However, trance music and outdoor rave parties are merely appetizers on Goa’s menu. Small Portuguese casas line quaint streets that are almost desolated through the year, but burst to life during the festive season. Shacks, restaurants, pubs, and colourful flea markets nudge each other for space. Live musicians strum Spanish guitars, as sun-tanned (and sun-burnt) tourists sit at beach-side shacks, sipping chilled beer to counter spicy Goan curries, while their chairs sink slowly into the sand. More enthusiastic visitors whiz across the sea on jet-skis or boats in the distance. The shacks are innumerable and line all of Goa's beaches, most notably Calangute, Baga, and Candolim. Disappointment at finding a colourful little Irish pub full is soon quelled by the discovery of an alluring cafe a few metres away. Cheap alcohol and good food are found in large quantities and are a large part of Goa's appeal.

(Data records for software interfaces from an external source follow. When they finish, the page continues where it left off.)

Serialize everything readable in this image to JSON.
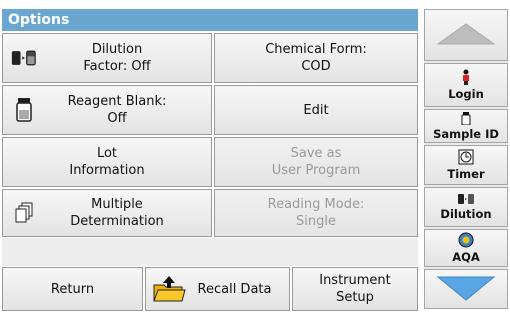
{
  "title": "Options",
  "buttons": {
    "dilution": "Dilution\nFactor: Off",
    "chemical_form": "Chemical Form:\nCOD",
    "reagent_blank": "Reagent Blank:\nOff",
    "edit": "Edit",
    "lot_information": "Lot\nInformation",
    "save_as": "Save as\nUser Program",
    "multiple_determination": "Multiple\nDetermination",
    "reading_mode": "Reading Mode:\nSingle",
    "return": "Return",
    "recall_data": "Recall\nData",
    "instrument_setup": "Instrument\nSetup"
  },
  "side": {
    "login": "Login",
    "sample_id": "Sample ID",
    "timer": "Timer",
    "dilution": "Dilution",
    "aqa": "AQA"
  },
  "colors": {
    "title_bar": "#6ba6d1",
    "arrow": "#5aa6e4"
  }
}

The number of party locations to choose from for New Year’s Eve borders on the absurd. It is no exaggeration to say that there are parties everywhere, and very few require an invitation or prior booking. For dancing the night away to mainstream house music Club Cubana, with its poolside bars and dance floors, is perfect, as is Nine Bar or Tito's. Others interested in the trance culture end up at Anjuna's rave parties, with laserlights and chemical imbalance taking centre stage, amidst people trading their sanity to unite with the music. Every beach has a buzz about it, with live musicians and DJs spinning tracks over seas of flowery shirts, dresses, and shorts, and a general aura of inebriated happiness all around. Fireworks at the stroke of midnight make the night-sky as colourful as the shores below. Just being at one place isn't quite enough for everyone, though. “There are so many places to go to for New Year’s Eve. My friends and I generally get out on bikes and hop from one party to another until sunrise”, says Prochie, a student from Mumbai who visits Goa several times a year. While party-hopping is a good idea, the midnight traffic jam it causes on New Year's Eve can spoil the fun.

While beaches are the most popular places in Goa, Panjim City has its own appeal. It's casinos are the main attraction. Most are on massive yachts; amusingly this allows them to exploit a loophole in the law that forbids cards being dealt on “Indian soil.” Indian tourists tend to flock to them in hordes to waltz with lady luck, and drink away the highs and lows of gambling. The city's numerous restaurants and pubs are decked with bright lights and brim with boisterous patrons having a good time.

No matter how crowded or commercial it gets , Goa holds a special place in the hearts of party-goers from the world over , as a place to indulge, break free and lose themselves, uninhibited. As Goa-lovers often declare: It's more than just a place; it's a state of mind.